▶ [What to do]
What lines below include the word "JSON"? Copy each one.

(Web page and app entries)
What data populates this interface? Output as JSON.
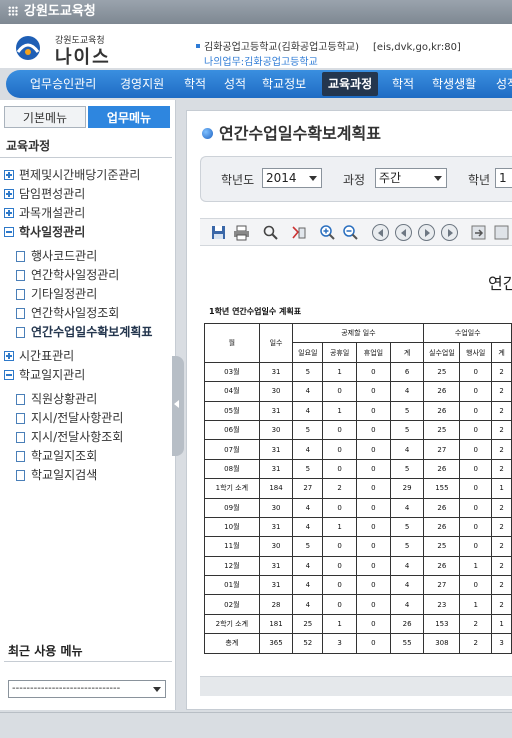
{
  "window": {
    "title": "강원도교육청"
  },
  "header": {
    "org_small": "강원도교육청",
    "org_big": "나이스",
    "school_line": "김화공업고등학교(김화공업고등학교)",
    "login": "[eis,dvk,go,kr:80]",
    "sub_line": "나의업무:김화공업고등학교"
  },
  "nav": {
    "items": [
      "업무승인관리",
      "경영지원",
      "학적",
      "성적",
      "학교정보",
      "교육과정",
      "학적",
      "학생생활",
      "성적"
    ],
    "active": "교육과정"
  },
  "left": {
    "tabs": {
      "basic": "기본메뉴",
      "work": "업무메뉴"
    },
    "section": "교육과정",
    "tree": [
      {
        "type": "plus",
        "label": "편제및시간배당기준관리"
      },
      {
        "type": "plus",
        "label": "담임편성관리"
      },
      {
        "type": "plus",
        "label": "과목개설관리"
      },
      {
        "type": "minus",
        "label": "학사일정관리",
        "bold": true
      },
      {
        "type": "doc",
        "label": "행사코드관리"
      },
      {
        "type": "doc",
        "label": "연간학사일정관리"
      },
      {
        "type": "doc",
        "label": "기타일정관리"
      },
      {
        "type": "doc",
        "label": "연간학사일정조회"
      },
      {
        "type": "doc",
        "label": "연간수업일수확보계획표",
        "selected": true
      },
      {
        "type": "plus",
        "label": "시간표관리"
      },
      {
        "type": "minus",
        "label": "학교일지관리"
      },
      {
        "type": "doc",
        "label": "직원상황관리"
      },
      {
        "type": "doc",
        "label": "지시/전달사항관리"
      },
      {
        "type": "doc",
        "label": "지시/전달사항조회"
      },
      {
        "type": "doc",
        "label": "학교일지조회"
      },
      {
        "type": "doc",
        "label": "학교일지검색"
      }
    ],
    "recent_title": "최근 사용 메뉴",
    "recent_value": "------------------------------"
  },
  "main": {
    "title": "연간수업일수확보계획표",
    "filters": {
      "year_label": "학년도",
      "year_value": "2014",
      "course_label": "과정",
      "course_value": "주간",
      "grade_label": "학년",
      "grade_value": "1"
    },
    "report_title": "연간",
    "table": {
      "caption": "1학년 연간수업일수 계획표",
      "headers": {
        "month": "월",
        "days": "일수",
        "excluded": "공제할 일수",
        "lesson_days": "수업일수",
        "sub": [
          "일요일",
          "공휴일",
          "휴업일",
          "계",
          "실수업일",
          "행사일",
          "계"
        ]
      },
      "rows": [
        [
          "03월",
          "31",
          "5",
          "1",
          "0",
          "6",
          "25",
          "0",
          "2"
        ],
        [
          "04월",
          "30",
          "4",
          "0",
          "0",
          "4",
          "26",
          "0",
          "2"
        ],
        [
          "05월",
          "31",
          "4",
          "1",
          "0",
          "5",
          "26",
          "0",
          "2"
        ],
        [
          "06월",
          "30",
          "5",
          "0",
          "0",
          "5",
          "25",
          "0",
          "2"
        ],
        [
          "07월",
          "31",
          "4",
          "0",
          "0",
          "4",
          "27",
          "0",
          "2"
        ],
        [
          "08월",
          "31",
          "5",
          "0",
          "0",
          "5",
          "26",
          "0",
          "2"
        ],
        [
          "1학기 소계",
          "184",
          "27",
          "2",
          "0",
          "29",
          "155",
          "0",
          "1"
        ],
        [
          "09월",
          "30",
          "4",
          "0",
          "0",
          "4",
          "26",
          "0",
          "2"
        ],
        [
          "10월",
          "31",
          "4",
          "1",
          "0",
          "5",
          "26",
          "0",
          "2"
        ],
        [
          "11월",
          "30",
          "5",
          "0",
          "0",
          "5",
          "25",
          "0",
          "2"
        ],
        [
          "12월",
          "31",
          "4",
          "0",
          "0",
          "4",
          "26",
          "1",
          "2"
        ],
        [
          "01월",
          "31",
          "4",
          "0",
          "0",
          "4",
          "27",
          "0",
          "2"
        ],
        [
          "02월",
          "28",
          "4",
          "0",
          "0",
          "4",
          "23",
          "1",
          "2"
        ],
        [
          "2학기 소계",
          "181",
          "25",
          "1",
          "0",
          "26",
          "153",
          "2",
          "1"
        ],
        [
          "총계",
          "365",
          "52",
          "3",
          "0",
          "55",
          "308",
          "2",
          "3"
        ]
      ]
    }
  }
}
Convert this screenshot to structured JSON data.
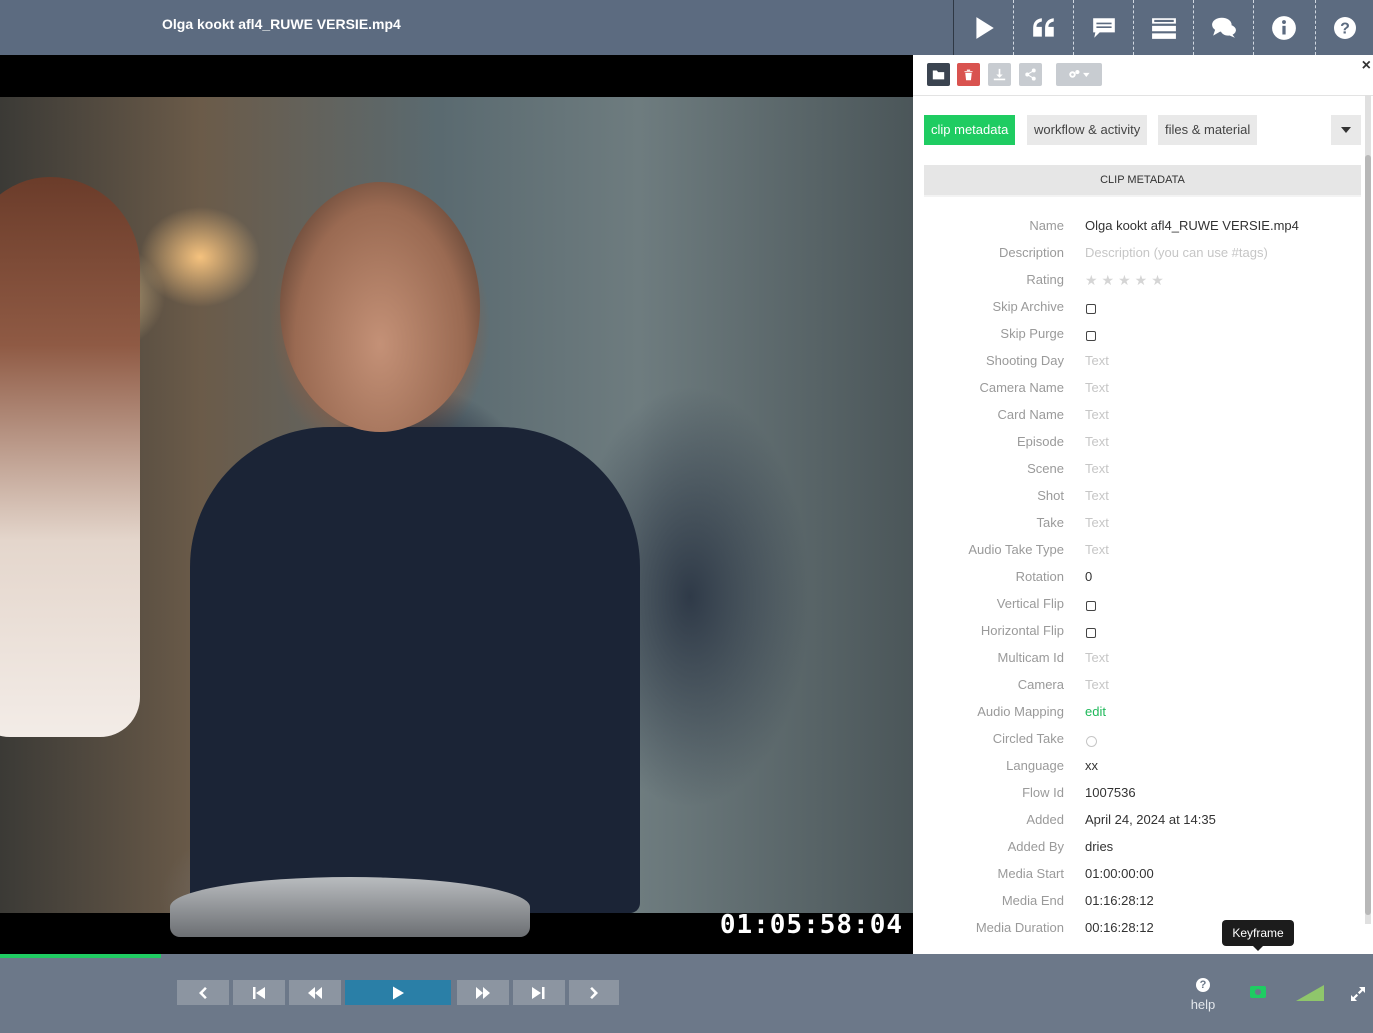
{
  "header": {
    "title": "Olga kookt afl4_RUWE VERSIE.mp4",
    "buttons": [
      {
        "icon": "play-icon"
      },
      {
        "icon": "quote-icon"
      },
      {
        "icon": "comment-icon"
      },
      {
        "icon": "list-icon"
      },
      {
        "icon": "chat-icon"
      },
      {
        "icon": "info-icon"
      }
    ],
    "help_icon": "question-icon"
  },
  "player": {
    "timecode": "01:05:58:04",
    "progress_fraction": 0.117
  },
  "panel": {
    "toolbar_icons": [
      "folder-icon",
      "trash-icon",
      "download-icon",
      "share-icon",
      "settings-icon"
    ],
    "close_label": "×",
    "tabs": [
      {
        "label": "clip metadata",
        "active": true
      },
      {
        "label": "workflow & activity",
        "active": false
      },
      {
        "label": "files & material",
        "active": false
      }
    ],
    "section_title": "CLIP METADATA",
    "fields": [
      {
        "label": "Name",
        "value": "Olga kookt afl4_RUWE VERSIE.mp4",
        "type": "text"
      },
      {
        "label": "Description",
        "value": "Description (you can use #tags)",
        "type": "placeholder"
      },
      {
        "label": "Rating",
        "value": "★★★★★",
        "type": "stars",
        "rating": 0
      },
      {
        "label": "Skip Archive",
        "value": "",
        "type": "checkbox"
      },
      {
        "label": "Skip Purge",
        "value": "",
        "type": "checkbox"
      },
      {
        "label": "Shooting Day",
        "value": "Text",
        "type": "placeholder"
      },
      {
        "label": "Camera Name",
        "value": "Text",
        "type": "placeholder"
      },
      {
        "label": "Card Name",
        "value": "Text",
        "type": "placeholder"
      },
      {
        "label": "Episode",
        "value": "Text",
        "type": "placeholder"
      },
      {
        "label": "Scene",
        "value": "Text",
        "type": "placeholder"
      },
      {
        "label": "Shot",
        "value": "Text",
        "type": "placeholder"
      },
      {
        "label": "Take",
        "value": "Text",
        "type": "placeholder"
      },
      {
        "label": "Audio Take Type",
        "value": "Text",
        "type": "placeholder"
      },
      {
        "label": "Rotation",
        "value": "0",
        "type": "text"
      },
      {
        "label": "Vertical Flip",
        "value": "",
        "type": "checkbox"
      },
      {
        "label": "Horizontal Flip",
        "value": "",
        "type": "checkbox"
      },
      {
        "label": "Multicam Id",
        "value": "Text",
        "type": "placeholder"
      },
      {
        "label": "Camera",
        "value": "Text",
        "type": "placeholder"
      },
      {
        "label": "Audio Mapping",
        "value": "edit",
        "type": "link"
      },
      {
        "label": "Circled Take",
        "value": "",
        "type": "circle"
      },
      {
        "label": "Language",
        "value": "xx",
        "type": "text"
      },
      {
        "label": "Flow Id",
        "value": "1007536",
        "type": "text"
      },
      {
        "label": "Added",
        "value": "April 24, 2024 at 14:35",
        "type": "text"
      },
      {
        "label": "Added By",
        "value": "dries",
        "type": "text"
      },
      {
        "label": "Media Start",
        "value": "01:00:00:00",
        "type": "text"
      },
      {
        "label": "Media End",
        "value": "01:16:28:12",
        "type": "text"
      },
      {
        "label": "Media Duration",
        "value": "00:16:28:12",
        "type": "text"
      }
    ]
  },
  "controls": {
    "help_label": "help",
    "tooltip": "Keyframe",
    "buttons": [
      "prev-icon",
      "skip-start-icon",
      "rewind-icon",
      "play-icon",
      "fast-forward-icon",
      "skip-end-icon",
      "next-icon"
    ]
  },
  "colors": {
    "accent": "#1fcc62",
    "topbar": "#5c6b80",
    "bottombar": "#6c7889",
    "play_button": "#2a7fa7",
    "delete_button": "#d9534f"
  }
}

▶ [Answer to this task]
What data populates this interface? Output as JSON.
Convert this screenshot to structured JSON data.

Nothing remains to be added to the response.